The problem:
Record by record, give the entire listing again exactly.

━━━━━━━━

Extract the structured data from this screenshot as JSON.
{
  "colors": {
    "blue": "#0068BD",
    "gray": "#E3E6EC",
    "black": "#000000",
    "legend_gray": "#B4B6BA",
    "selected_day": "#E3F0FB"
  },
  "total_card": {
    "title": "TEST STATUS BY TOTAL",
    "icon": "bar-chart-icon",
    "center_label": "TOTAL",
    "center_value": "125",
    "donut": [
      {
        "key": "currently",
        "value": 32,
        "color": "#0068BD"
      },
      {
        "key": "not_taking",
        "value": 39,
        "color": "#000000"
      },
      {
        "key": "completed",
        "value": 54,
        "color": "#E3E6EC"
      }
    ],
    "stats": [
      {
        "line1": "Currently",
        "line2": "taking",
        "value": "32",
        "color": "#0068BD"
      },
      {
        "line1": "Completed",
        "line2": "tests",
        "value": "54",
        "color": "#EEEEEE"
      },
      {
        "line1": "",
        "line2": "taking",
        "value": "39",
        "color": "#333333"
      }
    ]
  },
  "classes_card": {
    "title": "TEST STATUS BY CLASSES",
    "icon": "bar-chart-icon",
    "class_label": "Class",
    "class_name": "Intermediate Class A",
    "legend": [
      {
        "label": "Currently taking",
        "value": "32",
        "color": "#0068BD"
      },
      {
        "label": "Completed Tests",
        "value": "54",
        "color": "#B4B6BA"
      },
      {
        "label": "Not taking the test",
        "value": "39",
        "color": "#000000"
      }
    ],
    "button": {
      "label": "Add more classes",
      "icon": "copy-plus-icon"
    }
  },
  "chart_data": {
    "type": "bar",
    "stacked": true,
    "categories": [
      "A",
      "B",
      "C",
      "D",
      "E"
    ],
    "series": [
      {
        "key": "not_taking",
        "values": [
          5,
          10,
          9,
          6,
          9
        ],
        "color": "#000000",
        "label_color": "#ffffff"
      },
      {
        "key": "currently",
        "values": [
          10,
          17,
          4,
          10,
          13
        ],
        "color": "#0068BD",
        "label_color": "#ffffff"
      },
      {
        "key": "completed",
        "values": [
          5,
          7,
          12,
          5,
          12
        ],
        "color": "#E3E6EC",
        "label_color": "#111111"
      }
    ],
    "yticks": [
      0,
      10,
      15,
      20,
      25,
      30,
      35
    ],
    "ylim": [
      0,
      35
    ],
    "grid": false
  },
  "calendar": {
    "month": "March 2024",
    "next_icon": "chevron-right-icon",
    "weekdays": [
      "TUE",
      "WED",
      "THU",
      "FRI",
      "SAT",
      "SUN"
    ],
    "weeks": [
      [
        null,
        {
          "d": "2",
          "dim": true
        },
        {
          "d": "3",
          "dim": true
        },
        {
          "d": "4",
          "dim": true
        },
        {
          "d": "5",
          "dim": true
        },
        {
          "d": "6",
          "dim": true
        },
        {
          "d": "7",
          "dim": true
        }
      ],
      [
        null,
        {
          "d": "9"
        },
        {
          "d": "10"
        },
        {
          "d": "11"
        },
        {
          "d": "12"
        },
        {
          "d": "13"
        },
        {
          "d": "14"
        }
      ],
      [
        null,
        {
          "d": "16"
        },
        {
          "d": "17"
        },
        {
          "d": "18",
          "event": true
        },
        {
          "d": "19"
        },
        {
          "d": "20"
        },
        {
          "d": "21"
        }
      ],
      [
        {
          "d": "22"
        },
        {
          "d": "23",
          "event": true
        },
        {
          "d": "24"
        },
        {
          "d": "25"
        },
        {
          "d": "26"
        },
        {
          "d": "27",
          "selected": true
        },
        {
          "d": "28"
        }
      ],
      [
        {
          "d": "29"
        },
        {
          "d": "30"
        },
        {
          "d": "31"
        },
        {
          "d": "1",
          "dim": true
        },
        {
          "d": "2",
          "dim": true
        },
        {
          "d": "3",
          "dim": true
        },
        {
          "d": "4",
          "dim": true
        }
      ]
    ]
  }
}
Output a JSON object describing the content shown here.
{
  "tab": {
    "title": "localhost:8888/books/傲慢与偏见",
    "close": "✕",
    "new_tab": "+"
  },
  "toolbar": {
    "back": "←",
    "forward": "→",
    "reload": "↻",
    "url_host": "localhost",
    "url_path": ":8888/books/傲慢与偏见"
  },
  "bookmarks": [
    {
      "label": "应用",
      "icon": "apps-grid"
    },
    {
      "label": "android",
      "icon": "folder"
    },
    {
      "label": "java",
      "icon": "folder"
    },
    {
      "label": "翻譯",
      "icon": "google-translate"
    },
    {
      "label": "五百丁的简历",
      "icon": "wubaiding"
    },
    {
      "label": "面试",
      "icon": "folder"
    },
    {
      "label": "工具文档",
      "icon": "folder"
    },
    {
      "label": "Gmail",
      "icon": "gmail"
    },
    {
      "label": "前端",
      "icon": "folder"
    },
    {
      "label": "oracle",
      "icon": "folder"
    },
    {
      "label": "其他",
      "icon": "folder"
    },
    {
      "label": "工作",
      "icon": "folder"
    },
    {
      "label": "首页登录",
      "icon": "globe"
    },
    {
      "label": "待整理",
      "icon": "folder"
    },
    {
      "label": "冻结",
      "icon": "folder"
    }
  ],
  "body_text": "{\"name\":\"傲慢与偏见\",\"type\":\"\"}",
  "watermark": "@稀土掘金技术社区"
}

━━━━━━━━

Solution for this exercise:
Extract the structured data from this screenshot as JSON.
{
  "colors": {
    "blue": "#0068BD",
    "gray": "#E3E6EC",
    "black": "#000000",
    "legend_gray": "#B4B6BA",
    "selected_day": "#E3F0FB"
  },
  "total_card": {
    "title": "TEST STATUS BY TOTAL",
    "icon": "bar-chart-icon",
    "center_label": "TOTAL",
    "center_value": "125",
    "donut": [
      {
        "key": "currently",
        "value": 32,
        "color": "#0068BD"
      },
      {
        "key": "not_taking",
        "value": 39,
        "color": "#000000"
      },
      {
        "key": "completed",
        "value": 54,
        "color": "#E3E6EC"
      }
    ],
    "stats": [
      {
        "line1": "Currently",
        "line2": "taking",
        "value": "32",
        "color": "#0068BD"
      },
      {
        "line1": "Completed",
        "line2": "tests",
        "value": "54",
        "color": "#EEEEEE"
      },
      {
        "line1": "",
        "line2": "taking",
        "value": "39",
        "color": "#333333"
      }
    ]
  },
  "classes_card": {
    "title": "TEST STATUS BY CLASSES",
    "icon": "bar-chart-icon",
    "class_label": "Class",
    "class_name": "Intermediate Class A",
    "legend": [
      {
        "label": "Currently taking",
        "value": "32",
        "color": "#0068BD"
      },
      {
        "label": "Completed Tests",
        "value": "54",
        "color": "#B4B6BA"
      },
      {
        "label": "Not taking the test",
        "value": "39",
        "color": "#000000"
      }
    ],
    "button": {
      "label": "Add more classes",
      "icon": "copy-plus-icon"
    }
  },
  "chart_data": {
    "type": "bar",
    "stacked": true,
    "categories": [
      "A",
      "B",
      "C",
      "D",
      "E"
    ],
    "series": [
      {
        "key": "not_taking",
        "values": [
          5,
          10,
          9,
          6,
          9
        ],
        "color": "#000000",
        "label_color": "#ffffff"
      },
      {
        "key": "currently",
        "values": [
          10,
          17,
          4,
          10,
          13
        ],
        "color": "#0068BD",
        "label_color": "#ffffff"
      },
      {
        "key": "completed",
        "values": [
          5,
          7,
          12,
          5,
          12
        ],
        "color": "#E3E6EC",
        "label_color": "#111111"
      }
    ],
    "yticks": [
      0,
      10,
      15,
      20,
      25,
      30,
      35
    ],
    "ylim": [
      0,
      35
    ],
    "grid": false
  },
  "calendar": {
    "month": "March 2024",
    "next_icon": "chevron-right-icon",
    "weekdays": [
      "TUE",
      "WED",
      "THU",
      "FRI",
      "SAT",
      "SUN"
    ],
    "weeks": [
      [
        null,
        {
          "d": "2",
          "dim": true
        },
        {
          "d": "3",
          "dim": true
        },
        {
          "d": "4",
          "dim": true
        },
        {
          "d": "5",
          "dim": true
        },
        {
          "d": "6",
          "dim": true
        },
        {
          "d": "7",
          "dim": true
        }
      ],
      [
        null,
        {
          "d": "9"
        },
        {
          "d": "10"
        },
        {
          "d": "11"
        },
        {
          "d": "12"
        },
        {
          "d": "13"
        },
        {
          "d": "14"
        }
      ],
      [
        null,
        {
          "d": "16"
        },
        {
          "d": "17"
        },
        {
          "d": "18",
          "event": true
        },
        {
          "d": "19"
        },
        {
          "d": "20"
        },
        {
          "d": "21"
        }
      ],
      [
        {
          "d": "22"
        },
        {
          "d": "23",
          "event": true
        },
        {
          "d": "24"
        },
        {
          "d": "25"
        },
        {
          "d": "26"
        },
        {
          "d": "27",
          "selected": true
        },
        {
          "d": "28"
        }
      ],
      [
        {
          "d": "29"
        },
        {
          "d": "30"
        },
        {
          "d": "31"
        },
        {
          "d": "1",
          "dim": true
        },
        {
          "d": "2",
          "dim": true
        },
        {
          "d": "3",
          "dim": true
        },
        {
          "d": "4",
          "dim": true
        }
      ]
    ]
  }
}
Output a JSON object describing the content shown here.
{
  "tab": {
    "title": "localhost:8888/books/傲慢与偏见",
    "close": "✕",
    "new_tab": "+"
  },
  "toolbar": {
    "back": "←",
    "forward": "→",
    "reload": "↻",
    "url_host": "localhost",
    "url_path": ":8888/books/傲慢与偏见"
  },
  "bookmarks": [
    {
      "label": "应用",
      "icon": "apps-grid"
    },
    {
      "label": "android",
      "icon": "folder"
    },
    {
      "label": "java",
      "icon": "folder"
    },
    {
      "label": "翻譯",
      "icon": "google-translate"
    },
    {
      "label": "五百丁的简历",
      "icon": "wubaiding"
    },
    {
      "label": "面试",
      "icon": "folder"
    },
    {
      "label": "工具文档",
      "icon": "folder"
    },
    {
      "label": "Gmail",
      "icon": "gmail"
    },
    {
      "label": "前端",
      "icon": "folder"
    },
    {
      "label": "oracle",
      "icon": "folder"
    },
    {
      "label": "其他",
      "icon": "folder"
    },
    {
      "label": "工作",
      "icon": "folder"
    },
    {
      "label": "首页登录",
      "icon": "globe"
    },
    {
      "label": "待整理",
      "icon": "folder"
    },
    {
      "label": "冻结",
      "icon": "folder"
    }
  ],
  "body_text": "{\"name\":\"傲慢与偏见\",\"type\":\"\"}",
  "watermark": "@稀土掘金技术社区"
}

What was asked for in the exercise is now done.